Before the development of light microscope in seventeenth century, the idea about sexuality in animals was based on speculation rather than facts. For instance W. Harvey (1578-1657) speculated that all animals arise from eggs and that semen only plays a vitalizing role. R. de Graaf (1641-1673) observed that the progeny would have characteristics of father as well as mother and, therefore, suggested that both the parents should contribute to heredity. He also studied the development of embryo to some extent, although the egg was discovered by Von Baer in 1828. However, A.V. Leeuwenhoek observed sperms of several animals in 1677 and also suggested their association with eggs.
Sexuality in plants

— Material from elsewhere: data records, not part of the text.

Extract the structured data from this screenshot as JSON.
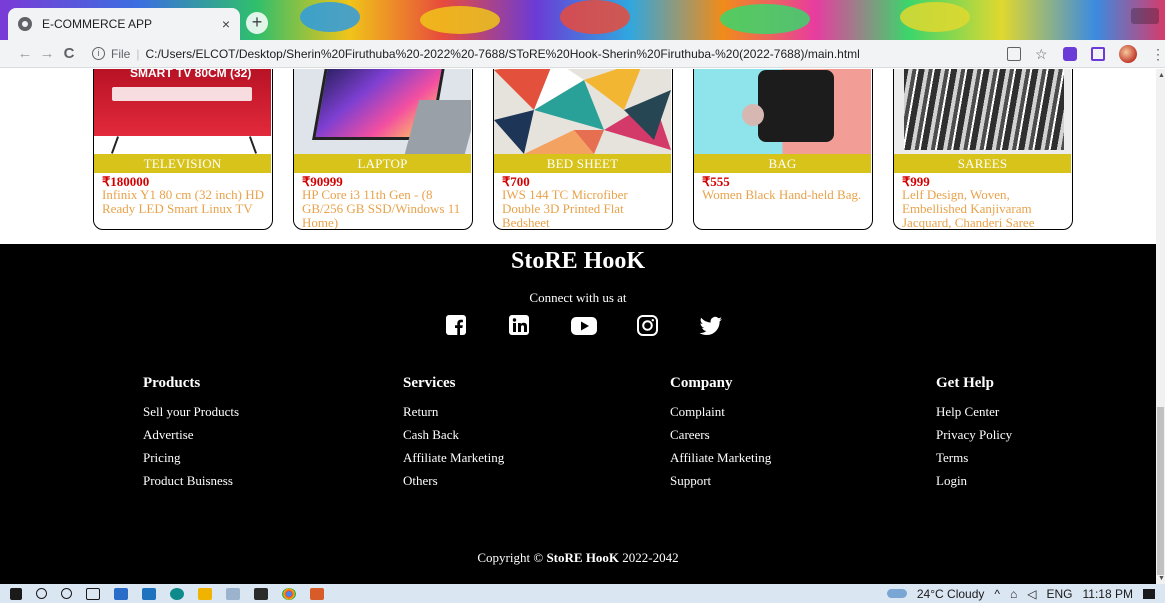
{
  "browser": {
    "tab_title": "E-COMMERCE APP",
    "tab_close": "×",
    "new_tab": "+",
    "address_protocol": "File",
    "address_url": "C:/Users/ELCOT/Desktop/Sherin%20Firuthuba%20-2022%20-7688/SToRE%20Hook-Sherin%20Firuthuba-%20(2022-7688)/main.html",
    "back": "←",
    "forward": "→",
    "reload": "C",
    "info": "i",
    "star": "☆",
    "menu": "⋮"
  },
  "products": [
    {
      "category": "TELEVISION",
      "price": "₹180000",
      "title": "Infinix Y1 80 cm (32 inch) HD Ready LED Smart Linux TV",
      "image_text": "SMART TV 80CM (32)"
    },
    {
      "category": "LAPTOP",
      "price": "₹90999",
      "title": "HP Core i3 11th Gen - (8 GB/256 GB SSD/Windows 11 Home)"
    },
    {
      "category": "BED SHEET",
      "price": "₹700",
      "title": "IWS 144 TC Microfiber Double 3D Printed Flat Bedsheet"
    },
    {
      "category": "BAG",
      "price": "₹555",
      "title": "Women Black Hand-held Bag."
    },
    {
      "category": "SAREES",
      "price": "₹999",
      "title": "Lelf Design, Woven, Embellished Kanjivaram Jacquard, Chanderi Saree"
    }
  ],
  "footer": {
    "brand": "StoRE HooK",
    "connect": "Connect with us at",
    "social_icons": [
      "facebook-icon",
      "linkedin-icon",
      "youtube-icon",
      "instagram-icon",
      "twitter-icon"
    ],
    "columns": [
      {
        "heading": "Products",
        "links": [
          "Sell your Products",
          "Advertise",
          "Pricing",
          "Product Buisness"
        ]
      },
      {
        "heading": "Services",
        "links": [
          "Return",
          "Cash Back",
          "Affiliate Marketing",
          "Others"
        ]
      },
      {
        "heading": "Company",
        "links": [
          "Complaint",
          "Careers",
          "Affiliate Marketing",
          "Support"
        ]
      },
      {
        "heading": "Get Help",
        "links": [
          "Help Center",
          "Privacy Policy",
          "Terms",
          "Login"
        ]
      }
    ],
    "copyright_prefix": "Copyright ©",
    "copyright_brand": "StoRE HooK",
    "copyright_years": "2022-2042"
  },
  "taskbar": {
    "weather": "24°C  Cloudy",
    "lang": "ENG",
    "time": "11:18 PM"
  },
  "colors": {
    "category_band": "#d8c31a",
    "price": "#d40000",
    "title": "#e8a24a",
    "footer_bg": "#000000"
  }
}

Reproductive parts of plants were reported for the first time by N. Grew in 1682. Subsequently R. Camerarius in 1694 described sexual reproduction in plants for the first time. Camerarius is also known to be the first to produce a hybrid between two different plant species. It was, however, in 1717 that T. Fairchild produced a hybrid having characteristics of both parents. This hybrid was called Fairchild's Sweet William or as Fairchild's mule. This provided a means of artificial hybridization in plants.